» Task to complete
Word for word, reproduce all entries below, leaving every picture out.

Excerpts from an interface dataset
▬▬▬
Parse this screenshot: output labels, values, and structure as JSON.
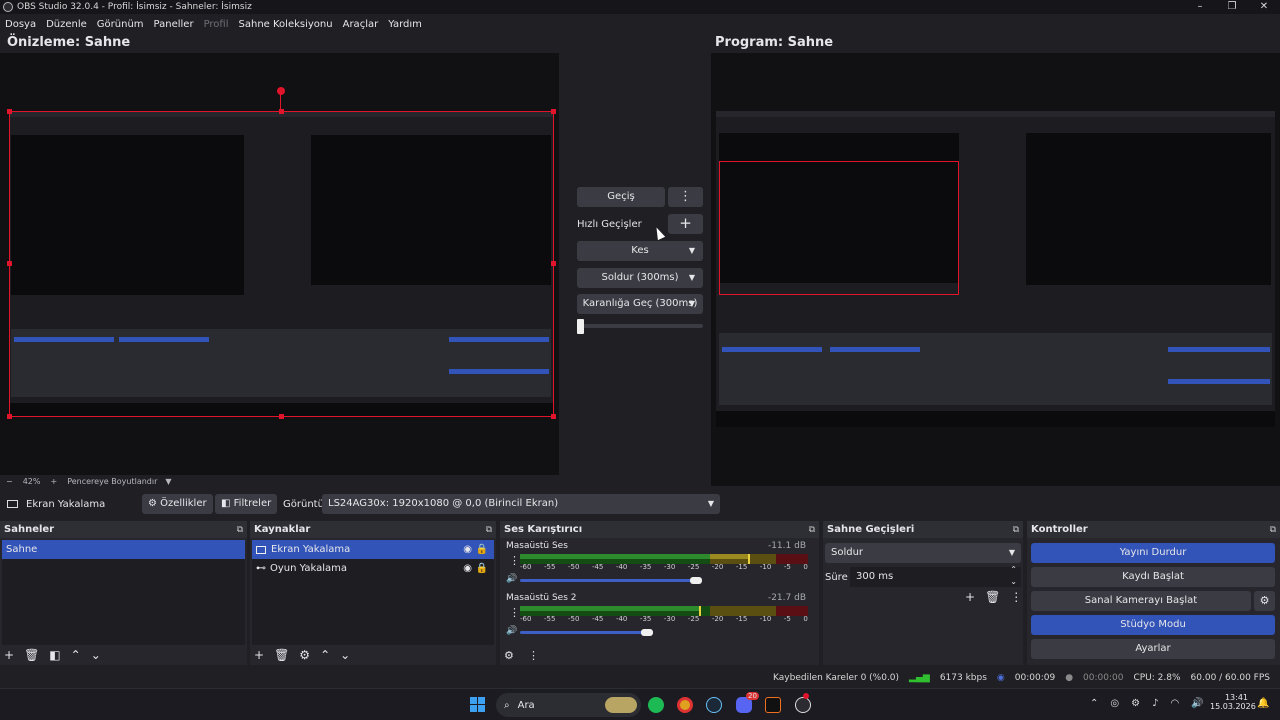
{
  "window": {
    "title": "OBS Studio 32.0.4 - Profil: İsimsiz - Sahneler: İsimsiz",
    "controls": [
      "–",
      "❐",
      "✕"
    ]
  },
  "menu": [
    "Dosya",
    "Düzenle",
    "Görünüm",
    "Paneller",
    "Profil",
    "Sahne Koleksiyonu",
    "Araçlar",
    "Yardım"
  ],
  "preview": {
    "title": "Önizleme: Sahne"
  },
  "program": {
    "title": "Program: Sahne"
  },
  "transition_controls": {
    "transition_button": "Geçiş",
    "quick_transitions_label": "Hızlı Geçişler",
    "quick_items": [
      "Kes",
      "Soldur (300ms)",
      "Karanlığa Geç (300ms)"
    ]
  },
  "zoom": {
    "minus": "−",
    "value": "42%",
    "plus": "+",
    "mode": "Pencereye Boyutlandır"
  },
  "source_bar": {
    "selected_source": "Ekran Yakalama",
    "properties": "Özellikler",
    "filters": "Filtreler",
    "display_label": "Görüntü",
    "display_value": "LS24AG30x: 1920x1080 @ 0,0 (Birincil Ekran)"
  },
  "scenes": {
    "title": "Sahneler",
    "items": [
      "Sahne"
    ]
  },
  "sources": {
    "title": "Kaynaklar",
    "items": [
      "Ekran Yakalama",
      "Oyun Yakalama"
    ]
  },
  "mixer": {
    "title": "Ses Karıştırıcı",
    "channels": [
      {
        "name": "Masaüstü Ses",
        "db": "-11.1 dB",
        "level": 0.79,
        "volume": 0.61
      },
      {
        "name": "Masaüstü Ses 2",
        "db": "-21.7 dB",
        "level": 0.62,
        "volume": 0.44
      }
    ],
    "ticks": [
      "-60",
      "-55",
      "-50",
      "-45",
      "-40",
      "-35",
      "-30",
      "-25",
      "-20",
      "-15",
      "-10",
      "-5",
      "0"
    ]
  },
  "transitions_panel": {
    "title": "Sahne Geçişleri",
    "selected": "Soldur",
    "duration_label": "Süre",
    "duration_value": "300 ms"
  },
  "controls": {
    "title": "Kontroller",
    "buttons": [
      "Yayını Durdur",
      "Kaydı Başlat",
      "Sanal Kamerayı Başlat",
      "Stüdyo Modu",
      "Ayarlar"
    ]
  },
  "status": {
    "dropped": "Kaybedilen Kareler 0 (%0.0)",
    "bitrate": "6173 kbps",
    "stream_time": "00:00:09",
    "rec_time": "00:00:00",
    "cpu": "CPU: 2.8%",
    "fps": "60.00 / 60.00 FPS"
  },
  "taskbar": {
    "search": "Ara",
    "time": "13:41",
    "date": "15.03.2026",
    "badge": "20"
  },
  "colors": {
    "accent": "#3254b8",
    "red": "#e0142a",
    "meter_green": "#2d8a2d"
  }
}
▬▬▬
» Reply to the task
Parse this screenshot: output labels, values, and structure as JSON.
{
  "window": {
    "title": "OBS Studio 32.0.4 - Profil: İsimsiz - Sahneler: İsimsiz",
    "controls": [
      "–",
      "❐",
      "✕"
    ]
  },
  "menu": [
    "Dosya",
    "Düzenle",
    "Görünüm",
    "Paneller",
    "Profil",
    "Sahne Koleksiyonu",
    "Araçlar",
    "Yardım"
  ],
  "preview": {
    "title": "Önizleme: Sahne"
  },
  "program": {
    "title": "Program: Sahne"
  },
  "transition_controls": {
    "transition_button": "Geçiş",
    "quick_transitions_label": "Hızlı Geçişler",
    "quick_items": [
      "Kes",
      "Soldur (300ms)",
      "Karanlığa Geç (300ms)"
    ]
  },
  "zoom": {
    "minus": "−",
    "value": "42%",
    "plus": "+",
    "mode": "Pencereye Boyutlandır"
  },
  "source_bar": {
    "selected_source": "Ekran Yakalama",
    "properties": "Özellikler",
    "filters": "Filtreler",
    "display_label": "Görüntü",
    "display_value": "LS24AG30x: 1920x1080 @ 0,0 (Birincil Ekran)"
  },
  "scenes": {
    "title": "Sahneler",
    "items": [
      "Sahne"
    ]
  },
  "sources": {
    "title": "Kaynaklar",
    "items": [
      "Ekran Yakalama",
      "Oyun Yakalama"
    ]
  },
  "mixer": {
    "title": "Ses Karıştırıcı",
    "channels": [
      {
        "name": "Masaüstü Ses",
        "db": "-11.1 dB",
        "level": 0.79,
        "volume": 0.61
      },
      {
        "name": "Masaüstü Ses 2",
        "db": "-21.7 dB",
        "level": 0.62,
        "volume": 0.44
      }
    ],
    "ticks": [
      "-60",
      "-55",
      "-50",
      "-45",
      "-40",
      "-35",
      "-30",
      "-25",
      "-20",
      "-15",
      "-10",
      "-5",
      "0"
    ]
  },
  "transitions_panel": {
    "title": "Sahne Geçişleri",
    "selected": "Soldur",
    "duration_label": "Süre",
    "duration_value": "300 ms"
  },
  "controls": {
    "title": "Kontroller",
    "buttons": [
      "Yayını Durdur",
      "Kaydı Başlat",
      "Sanal Kamerayı Başlat",
      "Stüdyo Modu",
      "Ayarlar"
    ]
  },
  "status": {
    "dropped": "Kaybedilen Kareler 0 (%0.0)",
    "bitrate": "6173 kbps",
    "stream_time": "00:00:09",
    "rec_time": "00:00:00",
    "cpu": "CPU: 2.8%",
    "fps": "60.00 / 60.00 FPS"
  },
  "taskbar": {
    "search": "Ara",
    "time": "13:41",
    "date": "15.03.2026",
    "badge": "20"
  },
  "colors": {
    "accent": "#3254b8",
    "red": "#e0142a",
    "meter_green": "#2d8a2d"
  }
}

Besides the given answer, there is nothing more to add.